Maya:  Katrina was the largest migration of African-Americans since slavery.  I can’t help but think that had that not been the case we might have gotten a little bit more of a dignified response from the media, from the government.  Aid wouldn’t have taken so long, and not arrived.  Most hurricane survivors didn’t even receive the $2000 that was supposed to aid in your immediate needs let alone monies for personal property loss or any kind of personal assistance.  Most people got nothing but leaving their homes and never returning.

Amber: 9-11 was a disaster with a one-mile radius.  Katrina hit a hundred and forty miles of coastline.  9-11 directly affected a few thousand people.  Throughout the Gulf we’re talking over a million people directly affected, between the two hurricanes from Lake Charles to the Mississippi and further north.  Yet you see in the news a lot of attention placed on “oh he bought a car with his FEMA money” for those who did receive the personal property money, a lot of judgment about what they did with it.  It’s these little things that hurt after a while.

Ingrid:  How can people support your particular organizations?

Amber:  Bring “Stardust and Empty Wagons” out for a performance or for a reading— all the proceeds go to the immediate needs of evacuees.  If you know evacuees in your area, connect them to either resources or technology to be connected with other evacuees.  It’s huge, it’s crucial.  Community was a big factor for New Orleans and the pain that we feel right now is the unraveling of our culture.  Culture is our life.

Mayaba:  The New Orleans Women’s Clinic is opening, any and all fundraising is appreciated.
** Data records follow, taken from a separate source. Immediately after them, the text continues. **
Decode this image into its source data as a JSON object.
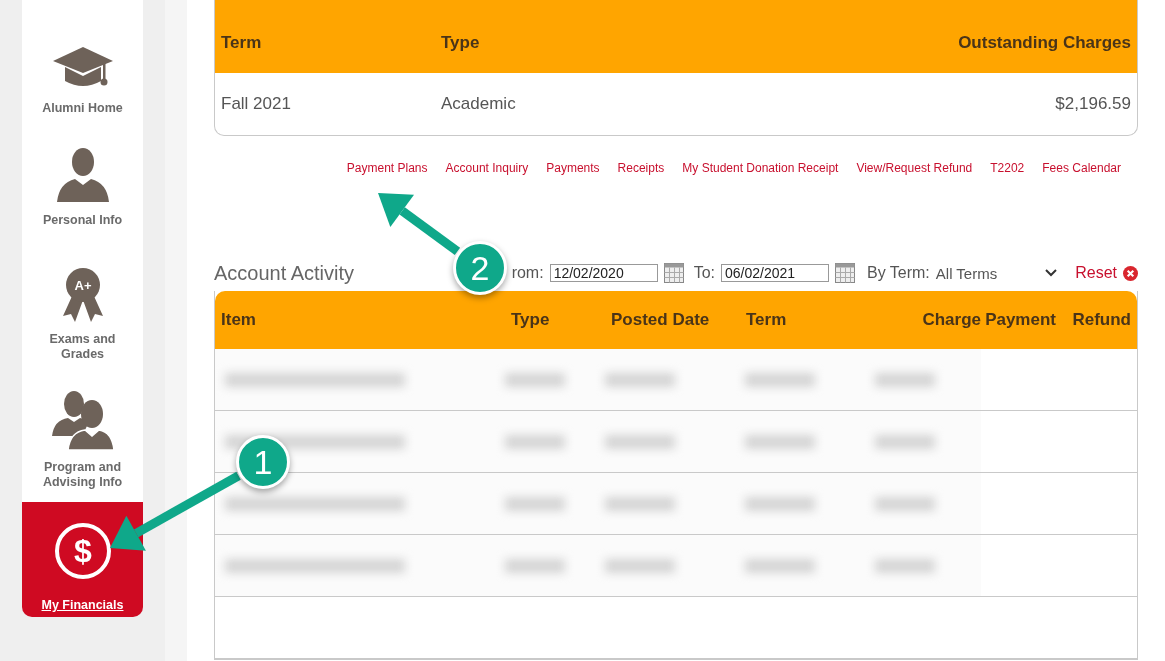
{
  "sidebar": {
    "items": [
      {
        "label": "Alumni Home",
        "kind": "cap",
        "selected": false
      },
      {
        "label": "Personal Info",
        "kind": "person",
        "selected": false
      },
      {
        "label": "Exams and Grades",
        "kind": "award",
        "glyph": "A+",
        "selected": false
      },
      {
        "label": "Program and Advising Info",
        "kind": "people",
        "selected": false
      },
      {
        "label": "My Financials",
        "kind": "dollar",
        "glyph": "$",
        "selected": true
      }
    ]
  },
  "charges_table": {
    "columns": [
      "Term",
      "Type",
      "Outstanding Charges"
    ],
    "rows": [
      [
        "Fall 2021",
        "Academic",
        "$2,196.59"
      ]
    ]
  },
  "links": [
    "Payment Plans",
    "Account Inquiry",
    "Payments",
    "Receipts",
    "My Student Donation Receipt",
    "View/Request Refund",
    "T2202",
    "Fees Calendar"
  ],
  "account_activity": {
    "title": "Account Activity",
    "from_label": "rom:",
    "from_value": "12/02/2020",
    "to_label": "To:",
    "to_value": "06/02/2021",
    "term_label": "By Term:",
    "term_value": "All Terms",
    "reset": "Reset",
    "columns": [
      "Item",
      "Type",
      "Posted Date",
      "Term",
      "Charge",
      "Payment",
      "Refund"
    ],
    "rows": [
      {
        "kind": "blurred"
      },
      {
        "kind": "blurred"
      },
      {
        "kind": "blurred"
      },
      {
        "kind": "blurred"
      },
      {
        "kind": "empty"
      }
    ]
  },
  "callouts": [
    {
      "number": "1"
    },
    {
      "number": "2"
    }
  ]
}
CR has a video called “I Won’t Drown on that Levee and You Ain’t Gonna Break my Back.” We need to raise awareness about what happened in the prison, what’s still happening.  Get the word out about organizing on the ground, because the news is not getting out about how much grassroots activity is happening there.  If people knew that, it would undermine every intention and plan that the government has for the city.

Maya:  We have a collaboration of different musicians from New Orleans that make up the Ghetto Dreams Movement, ready to do shows and perform.  We have media for sale, there are two albums.  They are songs of inspiration, and days before hurricane Katrina.  This music is very healing to us, so if you see that, support it.

Amber:  We need reparations. You can even change the name, because the needs have changed.  I don’t need a mule. I don’t know where I would put a mule.

Mayaba:  Would the mule now be a Honda?  I’d like a hybrid.

Mayaba Liebenthal is a Black feminist anarchist and human rights advocate committed to creating projects institutions that support self-determined and sustainable communities development.  A New Orleans resident, she is a member of various community based organizations including INCITE: Women of Color Against Violence, and Critical Resistance.  She is a contributor to the South End anthology, What Lies Beneath Katrina: Race and the State of the Nation.

Amber McZeal is a native New Orleanian by way of Lafayette, Louisiana.  She currently resides in Berkeley, California where she is a volunteer public and community relations director with the social justice activist group Survivors for Survivors, a survivor initiated non-profit organization assisting hurricane survivors with needs still unmet by the national recovery agencies.  Prior to Katrina she was a student of jazz performance at Southern University in New Orleans.  She is continuing her studies in sound therapy in California.

Maya Dempster is a writer artist and activist.  She is a New Orleans resident via New York City right now.  As a survivor of Katrina and Rita she now works closely with New York Solidarity Coalition of Katrina/Rita Survivors to aid evacuees in the struggle for social justice.